→ **EXERCISE PROMPT**
The listing that follows is to be output in full and without change.

→ **SUPPLIED DATA**
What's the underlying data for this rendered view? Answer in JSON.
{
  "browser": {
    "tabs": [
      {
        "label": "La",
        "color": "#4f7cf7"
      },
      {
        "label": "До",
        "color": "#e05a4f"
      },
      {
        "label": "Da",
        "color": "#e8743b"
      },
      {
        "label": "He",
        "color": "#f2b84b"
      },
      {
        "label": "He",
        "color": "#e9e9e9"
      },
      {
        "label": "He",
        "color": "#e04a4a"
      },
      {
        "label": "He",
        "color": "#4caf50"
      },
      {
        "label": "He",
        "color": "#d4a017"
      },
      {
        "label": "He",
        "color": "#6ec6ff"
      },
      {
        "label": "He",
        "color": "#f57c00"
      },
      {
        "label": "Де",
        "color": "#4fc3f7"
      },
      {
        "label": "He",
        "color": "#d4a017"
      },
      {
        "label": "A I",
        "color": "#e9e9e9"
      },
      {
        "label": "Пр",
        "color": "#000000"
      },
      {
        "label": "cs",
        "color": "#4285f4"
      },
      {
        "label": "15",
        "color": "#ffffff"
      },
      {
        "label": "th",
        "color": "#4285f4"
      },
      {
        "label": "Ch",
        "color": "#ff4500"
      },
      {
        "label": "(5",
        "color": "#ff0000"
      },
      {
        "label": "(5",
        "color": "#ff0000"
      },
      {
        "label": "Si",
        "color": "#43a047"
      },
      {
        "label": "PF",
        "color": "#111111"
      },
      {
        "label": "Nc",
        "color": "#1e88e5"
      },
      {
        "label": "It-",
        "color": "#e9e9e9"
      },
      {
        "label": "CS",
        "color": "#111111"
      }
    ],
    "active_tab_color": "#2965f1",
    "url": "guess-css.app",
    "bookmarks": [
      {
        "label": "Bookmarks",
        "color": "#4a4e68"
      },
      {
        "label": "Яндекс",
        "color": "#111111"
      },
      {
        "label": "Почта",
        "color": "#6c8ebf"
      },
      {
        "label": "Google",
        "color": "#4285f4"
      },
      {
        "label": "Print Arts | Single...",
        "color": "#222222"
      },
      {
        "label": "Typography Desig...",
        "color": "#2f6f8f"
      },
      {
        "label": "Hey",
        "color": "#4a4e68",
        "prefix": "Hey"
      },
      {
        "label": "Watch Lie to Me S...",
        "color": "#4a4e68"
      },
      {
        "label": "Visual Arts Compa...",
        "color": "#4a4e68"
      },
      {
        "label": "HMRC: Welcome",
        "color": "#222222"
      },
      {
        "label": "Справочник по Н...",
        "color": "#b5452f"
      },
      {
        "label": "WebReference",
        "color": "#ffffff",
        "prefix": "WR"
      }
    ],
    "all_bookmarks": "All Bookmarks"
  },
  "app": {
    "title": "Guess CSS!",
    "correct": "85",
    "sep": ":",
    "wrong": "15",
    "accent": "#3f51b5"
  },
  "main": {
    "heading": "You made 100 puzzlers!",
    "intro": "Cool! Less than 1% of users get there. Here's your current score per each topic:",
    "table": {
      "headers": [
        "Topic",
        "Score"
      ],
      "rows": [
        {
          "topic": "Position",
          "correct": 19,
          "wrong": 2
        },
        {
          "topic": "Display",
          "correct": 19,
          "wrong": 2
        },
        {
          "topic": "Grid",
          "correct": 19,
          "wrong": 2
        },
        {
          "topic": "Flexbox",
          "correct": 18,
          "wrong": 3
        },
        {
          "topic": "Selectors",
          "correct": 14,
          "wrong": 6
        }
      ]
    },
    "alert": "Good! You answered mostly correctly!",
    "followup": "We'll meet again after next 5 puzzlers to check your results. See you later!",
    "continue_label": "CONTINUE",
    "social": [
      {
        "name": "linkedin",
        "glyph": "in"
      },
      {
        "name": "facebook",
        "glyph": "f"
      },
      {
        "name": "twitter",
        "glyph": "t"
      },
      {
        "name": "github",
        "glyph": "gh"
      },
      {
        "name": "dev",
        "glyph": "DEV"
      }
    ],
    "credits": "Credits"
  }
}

→ **SOLVED EXERCISE**
What's the underlying data for this rendered view? Answer in JSON.
{
  "browser": {
    "tabs": [
      {
        "label": "La",
        "color": "#4f7cf7"
      },
      {
        "label": "До",
        "color": "#e05a4f"
      },
      {
        "label": "Da",
        "color": "#e8743b"
      },
      {
        "label": "He",
        "color": "#f2b84b"
      },
      {
        "label": "He",
        "color": "#e9e9e9"
      },
      {
        "label": "He",
        "color": "#e04a4a"
      },
      {
        "label": "He",
        "color": "#4caf50"
      },
      {
        "label": "He",
        "color": "#d4a017"
      },
      {
        "label": "He",
        "color": "#6ec6ff"
      },
      {
        "label": "He",
        "color": "#f57c00"
      },
      {
        "label": "Де",
        "color": "#4fc3f7"
      },
      {
        "label": "He",
        "color": "#d4a017"
      },
      {
        "label": "A I",
        "color": "#e9e9e9"
      },
      {
        "label": "Пр",
        "color": "#000000"
      },
      {
        "label": "cs",
        "color": "#4285f4"
      },
      {
        "label": "15",
        "color": "#ffffff"
      },
      {
        "label": "th",
        "color": "#4285f4"
      },
      {
        "label": "Ch",
        "color": "#ff4500"
      },
      {
        "label": "(5",
        "color": "#ff0000"
      },
      {
        "label": "(5",
        "color": "#ff0000"
      },
      {
        "label": "Si",
        "color": "#43a047"
      },
      {
        "label": "PF",
        "color": "#111111"
      },
      {
        "label": "Nc",
        "color": "#1e88e5"
      },
      {
        "label": "It-",
        "color": "#e9e9e9"
      },
      {
        "label": "CS",
        "color": "#111111"
      }
    ],
    "active_tab_color": "#2965f1",
    "url": "guess-css.app",
    "bookmarks": [
      {
        "label": "Bookmarks",
        "color": "#4a4e68"
      },
      {
        "label": "Яндекс",
        "color": "#111111"
      },
      {
        "label": "Почта",
        "color": "#6c8ebf"
      },
      {
        "label": "Google",
        "color": "#4285f4"
      },
      {
        "label": "Print Arts | Single...",
        "color": "#222222"
      },
      {
        "label": "Typography Desig...",
        "color": "#2f6f8f"
      },
      {
        "label": "Hey",
        "color": "#4a4e68",
        "prefix": "Hey"
      },
      {
        "label": "Watch Lie to Me S...",
        "color": "#4a4e68"
      },
      {
        "label": "Visual Arts Compa...",
        "color": "#4a4e68"
      },
      {
        "label": "HMRC: Welcome",
        "color": "#222222"
      },
      {
        "label": "Справочник по Н...",
        "color": "#b5452f"
      },
      {
        "label": "WebReference",
        "color": "#ffffff",
        "prefix": "WR"
      }
    ],
    "all_bookmarks": "All Bookmarks"
  },
  "app": {
    "title": "Guess CSS!",
    "correct": "85",
    "sep": ":",
    "wrong": "15",
    "accent": "#3f51b5"
  },
  "main": {
    "heading": "You made 100 puzzlers!",
    "intro": "Cool! Less than 1% of users get there. Here's your current score per each topic:",
    "table": {
      "headers": [
        "Topic",
        "Score"
      ],
      "rows": [
        {
          "topic": "Position",
          "correct": 19,
          "wrong": 2
        },
        {
          "topic": "Display",
          "correct": 19,
          "wrong": 2
        },
        {
          "topic": "Grid",
          "correct": 19,
          "wrong": 2
        },
        {
          "topic": "Flexbox",
          "correct": 18,
          "wrong": 3
        },
        {
          "topic": "Selectors",
          "correct": 14,
          "wrong": 6
        }
      ]
    },
    "alert": "Good! You answered mostly correctly!",
    "followup": "We'll meet again after next 5 puzzlers to check your results. See you later!",
    "continue_label": "CONTINUE",
    "social": [
      {
        "name": "linkedin",
        "glyph": "in"
      },
      {
        "name": "facebook",
        "glyph": "f"
      },
      {
        "name": "twitter",
        "glyph": "t"
      },
      {
        "name": "github",
        "glyph": "gh"
      },
      {
        "name": "dev",
        "glyph": "DEV"
      }
    ],
    "credits": "Credits"
  }
}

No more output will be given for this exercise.